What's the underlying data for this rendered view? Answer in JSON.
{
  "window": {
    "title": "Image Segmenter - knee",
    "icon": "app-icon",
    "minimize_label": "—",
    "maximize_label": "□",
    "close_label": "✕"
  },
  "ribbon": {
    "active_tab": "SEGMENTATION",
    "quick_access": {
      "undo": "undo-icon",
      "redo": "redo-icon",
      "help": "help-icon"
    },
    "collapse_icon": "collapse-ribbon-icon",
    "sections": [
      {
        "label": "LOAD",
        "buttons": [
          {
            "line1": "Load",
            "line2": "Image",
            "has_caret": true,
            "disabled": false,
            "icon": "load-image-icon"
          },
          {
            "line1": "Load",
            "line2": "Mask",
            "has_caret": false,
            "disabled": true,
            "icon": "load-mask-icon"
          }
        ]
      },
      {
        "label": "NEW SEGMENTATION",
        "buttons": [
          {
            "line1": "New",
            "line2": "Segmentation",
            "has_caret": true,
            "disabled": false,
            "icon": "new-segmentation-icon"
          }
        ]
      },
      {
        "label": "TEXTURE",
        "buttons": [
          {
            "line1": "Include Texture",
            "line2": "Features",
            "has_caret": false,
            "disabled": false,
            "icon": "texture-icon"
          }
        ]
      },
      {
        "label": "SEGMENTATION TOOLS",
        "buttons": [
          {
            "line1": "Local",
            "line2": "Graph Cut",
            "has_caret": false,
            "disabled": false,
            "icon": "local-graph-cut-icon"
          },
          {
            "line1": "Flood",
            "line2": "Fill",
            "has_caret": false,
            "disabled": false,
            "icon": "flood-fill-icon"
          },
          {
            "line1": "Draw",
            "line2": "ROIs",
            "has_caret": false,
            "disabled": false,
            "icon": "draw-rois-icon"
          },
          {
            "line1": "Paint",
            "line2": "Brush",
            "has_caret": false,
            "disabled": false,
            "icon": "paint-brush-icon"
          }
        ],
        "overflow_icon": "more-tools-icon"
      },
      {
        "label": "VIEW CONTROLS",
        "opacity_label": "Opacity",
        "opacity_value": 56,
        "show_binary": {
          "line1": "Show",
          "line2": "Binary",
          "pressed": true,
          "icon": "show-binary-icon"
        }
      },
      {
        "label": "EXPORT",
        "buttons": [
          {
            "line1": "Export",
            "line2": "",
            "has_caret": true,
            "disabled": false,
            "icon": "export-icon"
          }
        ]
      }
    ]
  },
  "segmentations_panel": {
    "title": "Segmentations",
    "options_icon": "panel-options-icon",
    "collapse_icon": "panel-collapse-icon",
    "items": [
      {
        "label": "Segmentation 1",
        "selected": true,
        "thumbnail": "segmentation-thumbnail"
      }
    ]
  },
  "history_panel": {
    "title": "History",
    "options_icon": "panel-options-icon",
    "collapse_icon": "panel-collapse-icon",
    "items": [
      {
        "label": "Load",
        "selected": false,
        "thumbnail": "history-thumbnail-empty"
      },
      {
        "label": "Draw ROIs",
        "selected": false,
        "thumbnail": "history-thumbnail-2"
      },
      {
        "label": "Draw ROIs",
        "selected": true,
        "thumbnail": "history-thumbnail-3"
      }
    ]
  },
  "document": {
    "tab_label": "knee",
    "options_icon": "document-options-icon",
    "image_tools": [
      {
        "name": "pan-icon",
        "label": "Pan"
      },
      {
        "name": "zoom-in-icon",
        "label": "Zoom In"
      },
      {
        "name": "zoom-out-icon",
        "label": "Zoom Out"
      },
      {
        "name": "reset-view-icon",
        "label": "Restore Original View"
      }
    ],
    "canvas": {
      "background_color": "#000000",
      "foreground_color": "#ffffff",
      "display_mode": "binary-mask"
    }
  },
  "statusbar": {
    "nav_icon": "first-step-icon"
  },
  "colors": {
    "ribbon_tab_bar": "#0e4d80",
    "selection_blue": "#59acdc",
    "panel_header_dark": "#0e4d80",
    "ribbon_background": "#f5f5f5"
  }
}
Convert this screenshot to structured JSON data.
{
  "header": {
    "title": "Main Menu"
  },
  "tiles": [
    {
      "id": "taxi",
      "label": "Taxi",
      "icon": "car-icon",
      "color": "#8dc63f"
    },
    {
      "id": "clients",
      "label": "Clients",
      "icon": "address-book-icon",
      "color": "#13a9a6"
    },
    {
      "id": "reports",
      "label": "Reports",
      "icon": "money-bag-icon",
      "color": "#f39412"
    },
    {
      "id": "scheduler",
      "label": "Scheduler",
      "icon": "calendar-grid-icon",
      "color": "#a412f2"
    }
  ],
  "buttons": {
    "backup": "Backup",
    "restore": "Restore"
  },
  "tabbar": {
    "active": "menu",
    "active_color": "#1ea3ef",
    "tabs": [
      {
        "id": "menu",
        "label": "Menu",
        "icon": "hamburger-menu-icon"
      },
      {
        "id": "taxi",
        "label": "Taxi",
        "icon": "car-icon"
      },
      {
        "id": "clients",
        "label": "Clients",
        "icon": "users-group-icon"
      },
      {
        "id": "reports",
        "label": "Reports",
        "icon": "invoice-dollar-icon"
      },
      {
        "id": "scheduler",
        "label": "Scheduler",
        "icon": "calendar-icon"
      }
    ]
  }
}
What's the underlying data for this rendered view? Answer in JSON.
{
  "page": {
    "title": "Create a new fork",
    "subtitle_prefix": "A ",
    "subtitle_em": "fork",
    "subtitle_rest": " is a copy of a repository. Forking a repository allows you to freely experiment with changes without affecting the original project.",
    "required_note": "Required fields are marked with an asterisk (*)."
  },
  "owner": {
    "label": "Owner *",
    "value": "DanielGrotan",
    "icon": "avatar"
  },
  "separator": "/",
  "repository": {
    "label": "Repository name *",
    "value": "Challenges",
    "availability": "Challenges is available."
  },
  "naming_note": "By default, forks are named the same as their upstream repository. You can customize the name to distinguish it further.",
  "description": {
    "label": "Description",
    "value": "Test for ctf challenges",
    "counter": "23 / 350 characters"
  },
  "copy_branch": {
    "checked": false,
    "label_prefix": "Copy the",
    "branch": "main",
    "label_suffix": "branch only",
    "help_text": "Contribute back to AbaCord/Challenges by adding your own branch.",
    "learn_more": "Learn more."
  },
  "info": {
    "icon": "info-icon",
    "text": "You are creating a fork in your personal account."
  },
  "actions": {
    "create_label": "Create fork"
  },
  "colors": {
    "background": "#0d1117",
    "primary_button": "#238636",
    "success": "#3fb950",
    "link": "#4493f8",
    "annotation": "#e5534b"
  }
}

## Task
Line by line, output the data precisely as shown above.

## Solution for this task
What's the underlying data for this rendered view? Answer in JSON.
{
  "window": {
    "title": "Image Segmenter - knee",
    "icon": "app-icon",
    "minimize_label": "—",
    "maximize_label": "□",
    "close_label": "✕"
  },
  "ribbon": {
    "active_tab": "SEGMENTATION",
    "quick_access": {
      "undo": "undo-icon",
      "redo": "redo-icon",
      "help": "help-icon"
    },
    "collapse_icon": "collapse-ribbon-icon",
    "sections": [
      {
        "label": "LOAD",
        "buttons": [
          {
            "line1": "Load",
            "line2": "Image",
            "has_caret": true,
            "disabled": false,
            "icon": "load-image-icon"
          },
          {
            "line1": "Load",
            "line2": "Mask",
            "has_caret": false,
            "disabled": true,
            "icon": "load-mask-icon"
          }
        ]
      },
      {
        "label": "NEW SEGMENTATION",
        "buttons": [
          {
            "line1": "New",
            "line2": "Segmentation",
            "has_caret": true,
            "disabled": false,
            "icon": "new-segmentation-icon"
          }
        ]
      },
      {
        "label": "TEXTURE",
        "buttons": [
          {
            "line1": "Include Texture",
            "line2": "Features",
            "has_caret": false,
            "disabled": false,
            "icon": "texture-icon"
          }
        ]
      },
      {
        "label": "SEGMENTATION TOOLS",
        "buttons": [
          {
            "line1": "Local",
            "line2": "Graph Cut",
            "has_caret": false,
            "disabled": false,
            "icon": "local-graph-cut-icon"
          },
          {
            "line1": "Flood",
            "line2": "Fill",
            "has_caret": false,
            "disabled": false,
            "icon": "flood-fill-icon"
          },
          {
            "line1": "Draw",
            "line2": "ROIs",
            "has_caret": false,
            "disabled": false,
            "icon": "draw-rois-icon"
          },
          {
            "line1": "Paint",
            "line2": "Brush",
            "has_caret": false,
            "disabled": false,
            "icon": "paint-brush-icon"
          }
        ],
        "overflow_icon": "more-tools-icon"
      },
      {
        "label": "VIEW CONTROLS",
        "opacity_label": "Opacity",
        "opacity_value": 56,
        "show_binary": {
          "line1": "Show",
          "line2": "Binary",
          "pressed": true,
          "icon": "show-binary-icon"
        }
      },
      {
        "label": "EXPORT",
        "buttons": [
          {
            "line1": "Export",
            "line2": "",
            "has_caret": true,
            "disabled": false,
            "icon": "export-icon"
          }
        ]
      }
    ]
  },
  "segmentations_panel": {
    "title": "Segmentations",
    "options_icon": "panel-options-icon",
    "collapse_icon": "panel-collapse-icon",
    "items": [
      {
        "label": "Segmentation 1",
        "selected": true,
        "thumbnail": "segmentation-thumbnail"
      }
    ]
  },
  "history_panel": {
    "title": "History",
    "options_icon": "panel-options-icon",
    "collapse_icon": "panel-collapse-icon",
    "items": [
      {
        "label": "Load",
        "selected": false,
        "thumbnail": "history-thumbnail-empty"
      },
      {
        "label": "Draw ROIs",
        "selected": false,
        "thumbnail": "history-thumbnail-2"
      },
      {
        "label": "Draw ROIs",
        "selected": true,
        "thumbnail": "history-thumbnail-3"
      }
    ]
  },
  "document": {
    "tab_label": "knee",
    "options_icon": "document-options-icon",
    "image_tools": [
      {
        "name": "pan-icon",
        "label": "Pan"
      },
      {
        "name": "zoom-in-icon",
        "label": "Zoom In"
      },
      {
        "name": "zoom-out-icon",
        "label": "Zoom Out"
      },
      {
        "name": "reset-view-icon",
        "label": "Restore Original View"
      }
    ],
    "canvas": {
      "background_color": "#000000",
      "foreground_color": "#ffffff",
      "display_mode": "binary-mask"
    }
  },
  "statusbar": {
    "nav_icon": "first-step-icon"
  },
  "colors": {
    "ribbon_tab_bar": "#0e4d80",
    "selection_blue": "#59acdc",
    "panel_header_dark": "#0e4d80",
    "ribbon_background": "#f5f5f5"
  }
}
Convert this screenshot to structured JSON data.
{
  "header": {
    "title": "Main Menu"
  },
  "tiles": [
    {
      "id": "taxi",
      "label": "Taxi",
      "icon": "car-icon",
      "color": "#8dc63f"
    },
    {
      "id": "clients",
      "label": "Clients",
      "icon": "address-book-icon",
      "color": "#13a9a6"
    },
    {
      "id": "reports",
      "label": "Reports",
      "icon": "money-bag-icon",
      "color": "#f39412"
    },
    {
      "id": "scheduler",
      "label": "Scheduler",
      "icon": "calendar-grid-icon",
      "color": "#a412f2"
    }
  ],
  "buttons": {
    "backup": "Backup",
    "restore": "Restore"
  },
  "tabbar": {
    "active": "menu",
    "active_color": "#1ea3ef",
    "tabs": [
      {
        "id": "menu",
        "label": "Menu",
        "icon": "hamburger-menu-icon"
      },
      {
        "id": "taxi",
        "label": "Taxi",
        "icon": "car-icon"
      },
      {
        "id": "clients",
        "label": "Clients",
        "icon": "users-group-icon"
      },
      {
        "id": "reports",
        "label": "Reports",
        "icon": "invoice-dollar-icon"
      },
      {
        "id": "scheduler",
        "label": "Scheduler",
        "icon": "calendar-icon"
      }
    ]
  }
}
What's the underlying data for this rendered view? Answer in JSON.
{
  "page": {
    "title": "Create a new fork",
    "subtitle_prefix": "A ",
    "subtitle_em": "fork",
    "subtitle_rest": " is a copy of a repository. Forking a repository allows you to freely experiment with changes without affecting the original project.",
    "required_note": "Required fields are marked with an asterisk (*)."
  },
  "owner": {
    "label": "Owner *",
    "value": "DanielGrotan",
    "icon": "avatar"
  },
  "separator": "/",
  "repository": {
    "label": "Repository name *",
    "value": "Challenges",
    "availability": "Challenges is available."
  },
  "naming_note": "By default, forks are named the same as their upstream repository. You can customize the name to distinguish it further.",
  "description": {
    "label": "Description",
    "value": "Test for ctf challenges",
    "counter": "23 / 350 characters"
  },
  "copy_branch": {
    "checked": false,
    "label_prefix": "Copy the",
    "branch": "main",
    "label_suffix": "branch only",
    "help_text": "Contribute back to AbaCord/Challenges by adding your own branch.",
    "learn_more": "Learn more."
  },
  "info": {
    "icon": "info-icon",
    "text": "You are creating a fork in your personal account."
  },
  "actions": {
    "create_label": "Create fork"
  },
  "colors": {
    "background": "#0d1117",
    "primary_button": "#238636",
    "success": "#3fb950",
    "link": "#4493f8",
    "annotation": "#e5534b"
  }
}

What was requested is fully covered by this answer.